#### Task to carry out:
Pictures aside, repeat every entry exactly.

#### Extracted records ####

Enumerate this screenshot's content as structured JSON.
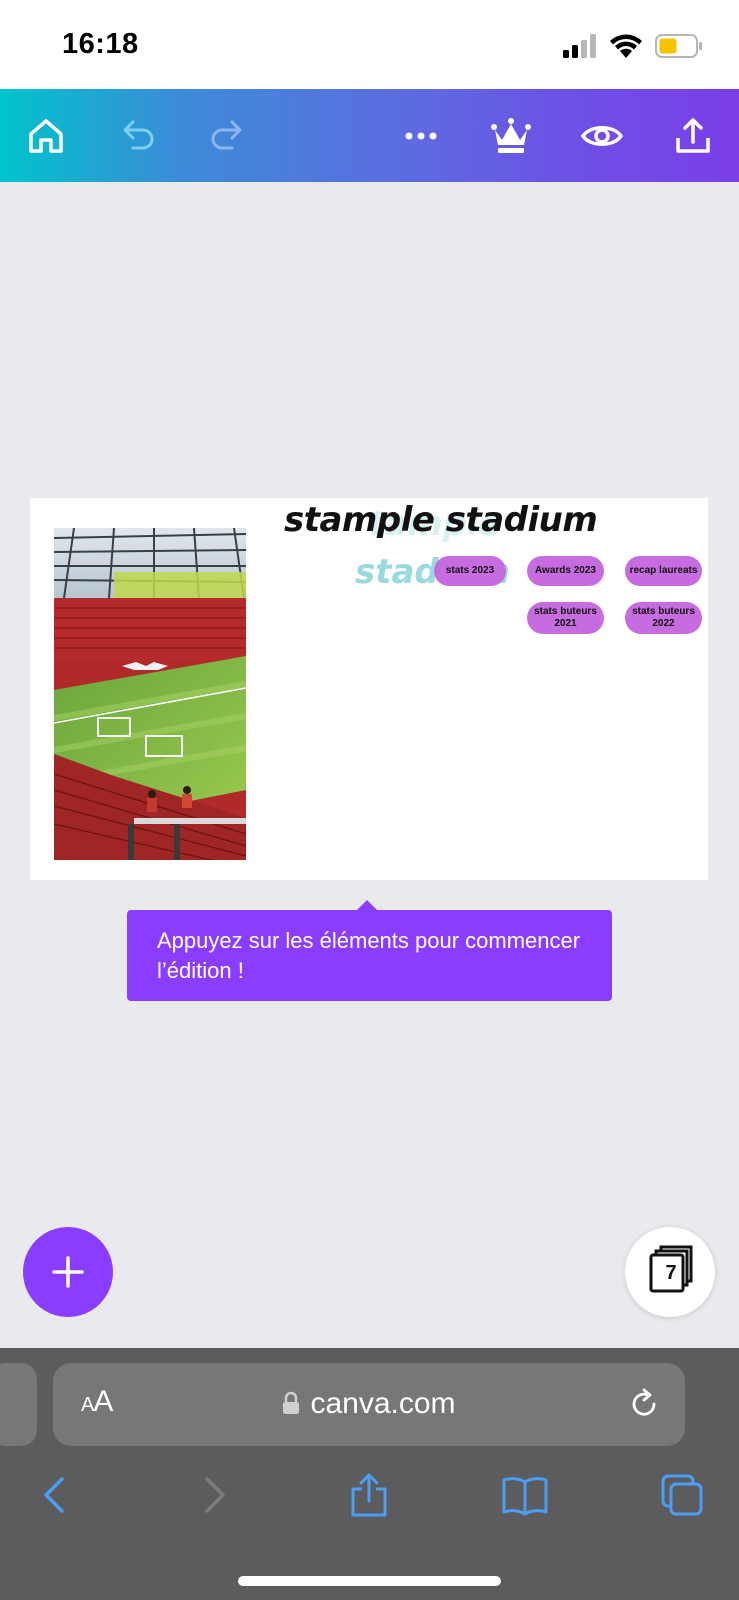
{
  "status": {
    "time": "16:18"
  },
  "toolbar": {
    "icons": [
      "home-icon",
      "undo-icon",
      "redo-icon",
      "more-icon",
      "crown-icon",
      "eye-icon",
      "share-icon"
    ]
  },
  "design": {
    "title": "stample stadium",
    "ghost_text_1": "tample",
    "ghost_text_2": "stadium",
    "buttons": {
      "stats_2023": "stats 2023",
      "awards_2023": "Awards 2023",
      "recap_laureats": "recap laureats",
      "stats_buteurs_2021": "stats buteurs 2021",
      "stats_buteurs_2022": "stats buteurs 2022"
    }
  },
  "tooltip": {
    "text": "Appuyez sur les éléments pour commencer l’édition !"
  },
  "fab": {
    "pages_count": "7"
  },
  "safari": {
    "aa_small": "A",
    "aa_large": "A",
    "url": "canva.com"
  },
  "colors": {
    "accent": "#8b3dff",
    "pill": "#c76ce0",
    "toolbar_start": "#00c4cc",
    "toolbar_end": "#7b3ee8"
  }
}
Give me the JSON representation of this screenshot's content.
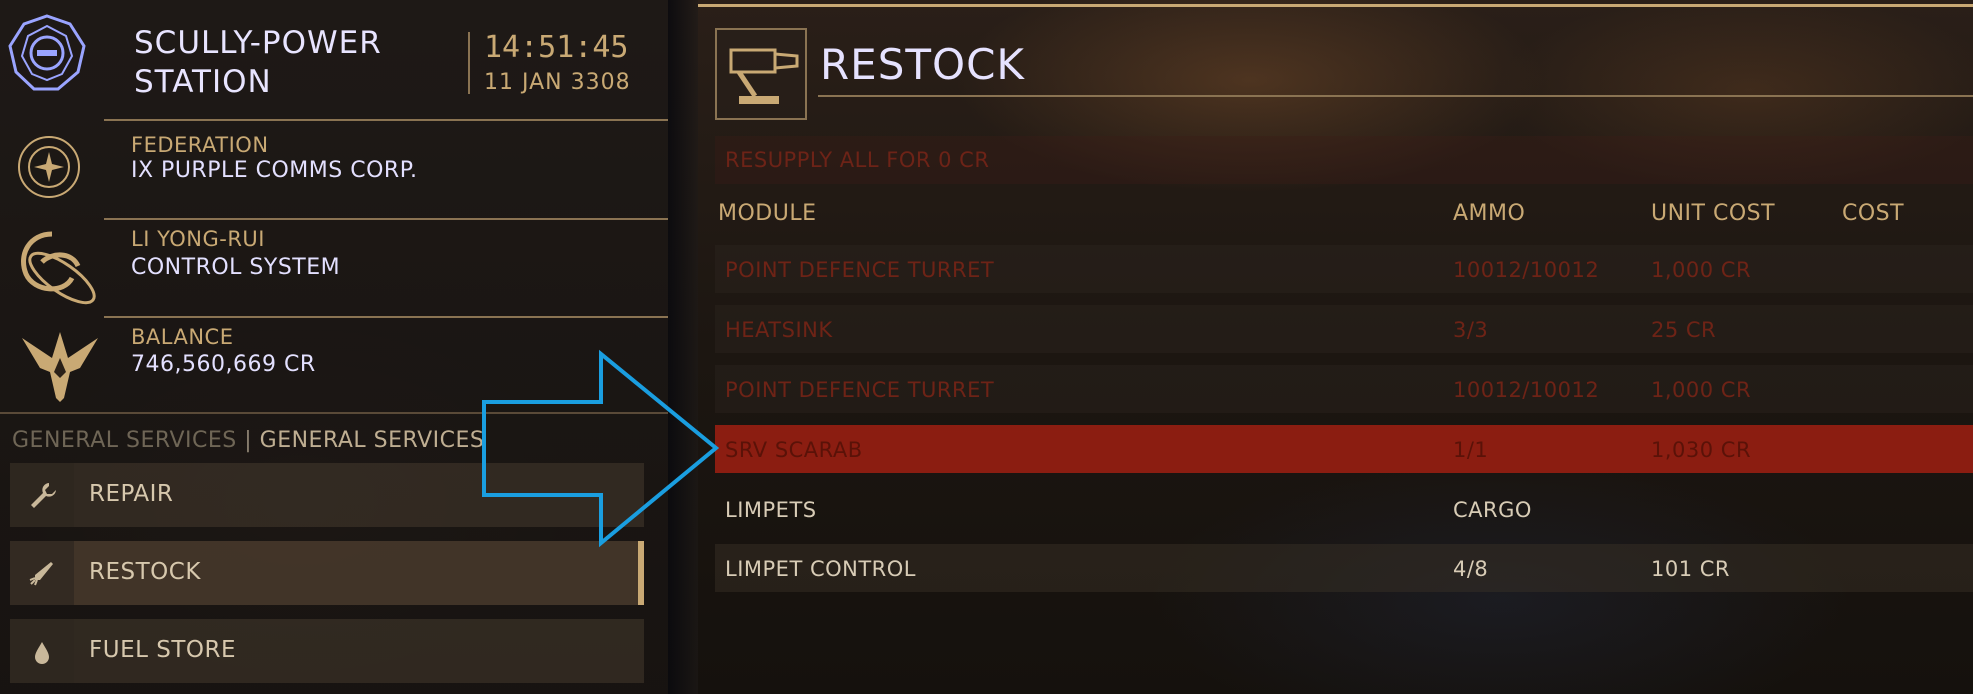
{
  "station": {
    "name_line1": "SCULLY-POWER",
    "name_line2": "STATION",
    "time": "14:51:45",
    "date": "11 JAN 3308"
  },
  "faction": {
    "allegiance": "FEDERATION",
    "name": "IX PURPLE COMMS CORP."
  },
  "system": {
    "owner": "LI YONG-RUI",
    "status": "CONTROL SYSTEM"
  },
  "balance": {
    "label": "BALANCE",
    "value": "746,560,669 CR"
  },
  "services": {
    "header_a": "GENERAL SERVICES",
    "sep": "|",
    "header_b": "GENERAL SERVICES"
  },
  "menu": [
    {
      "label": "REPAIR",
      "icon": "wrench-icon",
      "active": false
    },
    {
      "label": "RESTOCK",
      "icon": "missile-icon",
      "active": true
    },
    {
      "label": "FUEL STORE",
      "icon": "droplet-icon",
      "active": false
    }
  ],
  "panel": {
    "title": "RESTOCK",
    "resupply": "RESUPPLY ALL FOR 0 CR"
  },
  "table": {
    "columns": {
      "module": "MODULE",
      "ammo": "AMMO",
      "unit_cost": "UNIT COST",
      "cost": "COST"
    },
    "rows": [
      {
        "module": "POINT DEFENCE TURRET",
        "ammo": "10012/10012",
        "unit_cost": "1,000 CR",
        "state": "dim"
      },
      {
        "module": "HEATSINK",
        "ammo": "3/3",
        "unit_cost": "25 CR",
        "state": "dim"
      },
      {
        "module": "POINT DEFENCE TURRET",
        "ammo": "10012/10012",
        "unit_cost": "1,000 CR",
        "state": "dim"
      },
      {
        "module": "SRV SCARAB",
        "ammo": "1/1",
        "unit_cost": "1,030 CR",
        "state": "selected"
      }
    ],
    "section": {
      "label": "LIMPETS",
      "col": "CARGO"
    },
    "limpet_row": {
      "module": "LIMPET CONTROL",
      "ammo": "4/8",
      "unit_cost": "101 CR"
    }
  },
  "colors": {
    "accent": "#c9a974",
    "selection": "#a01e12",
    "annotation_arrow": "#1a9ee0"
  }
}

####

#### Response to the exercise:
Enumerate this screenshot's content as structured JSON.
{
  "status": {
    "time": "16:18"
  },
  "toolbar": {
    "icons": [
      "home-icon",
      "undo-icon",
      "redo-icon",
      "more-icon",
      "crown-icon",
      "eye-icon",
      "share-icon"
    ]
  },
  "design": {
    "title": "stample stadium",
    "ghost_text_1": "tample",
    "ghost_text_2": "stadium",
    "buttons": {
      "stats_2023": "stats 2023",
      "awards_2023": "Awards 2023",
      "recap_laureats": "recap laureats",
      "stats_buteurs_2021": "stats buteurs 2021",
      "stats_buteurs_2022": "stats buteurs 2022"
    }
  },
  "tooltip": {
    "text": "Appuyez sur les éléments pour commencer l’édition !"
  },
  "fab": {
    "pages_count": "7"
  },
  "safari": {
    "aa_small": "A",
    "aa_large": "A",
    "url": "canva.com"
  },
  "colors": {
    "accent": "#8b3dff",
    "pill": "#c76ce0",
    "toolbar_start": "#00c4cc",
    "toolbar_end": "#7b3ee8"
  }
}
Give me the JSON representation of this screenshot's content.
{
  "station": {
    "name_line1": "SCULLY-POWER",
    "name_line2": "STATION",
    "time": "14:51:45",
    "date": "11 JAN 3308"
  },
  "faction": {
    "allegiance": "FEDERATION",
    "name": "IX PURPLE COMMS CORP."
  },
  "system": {
    "owner": "LI YONG-RUI",
    "status": "CONTROL SYSTEM"
  },
  "balance": {
    "label": "BALANCE",
    "value": "746,560,669 CR"
  },
  "services": {
    "header_a": "GENERAL SERVICES",
    "sep": "|",
    "header_b": "GENERAL SERVICES"
  },
  "menu": [
    {
      "label": "REPAIR",
      "icon": "wrench-icon",
      "active": false
    },
    {
      "label": "RESTOCK",
      "icon": "missile-icon",
      "active": true
    },
    {
      "label": "FUEL STORE",
      "icon": "droplet-icon",
      "active": false
    }
  ],
  "panel": {
    "title": "RESTOCK",
    "resupply": "RESUPPLY ALL FOR 0 CR"
  },
  "table": {
    "columns": {
      "module": "MODULE",
      "ammo": "AMMO",
      "unit_cost": "UNIT COST",
      "cost": "COST"
    },
    "rows": [
      {
        "module": "POINT DEFENCE TURRET",
        "ammo": "10012/10012",
        "unit_cost": "1,000 CR",
        "state": "dim"
      },
      {
        "module": "HEATSINK",
        "ammo": "3/3",
        "unit_cost": "25 CR",
        "state": "dim"
      },
      {
        "module": "POINT DEFENCE TURRET",
        "ammo": "10012/10012",
        "unit_cost": "1,000 CR",
        "state": "dim"
      },
      {
        "module": "SRV SCARAB",
        "ammo": "1/1",
        "unit_cost": "1,030 CR",
        "state": "selected"
      }
    ],
    "section": {
      "label": "LIMPETS",
      "col": "CARGO"
    },
    "limpet_row": {
      "module": "LIMPET CONTROL",
      "ammo": "4/8",
      "unit_cost": "101 CR"
    }
  },
  "colors": {
    "accent": "#c9a974",
    "selection": "#a01e12",
    "annotation_arrow": "#1a9ee0"
  }
}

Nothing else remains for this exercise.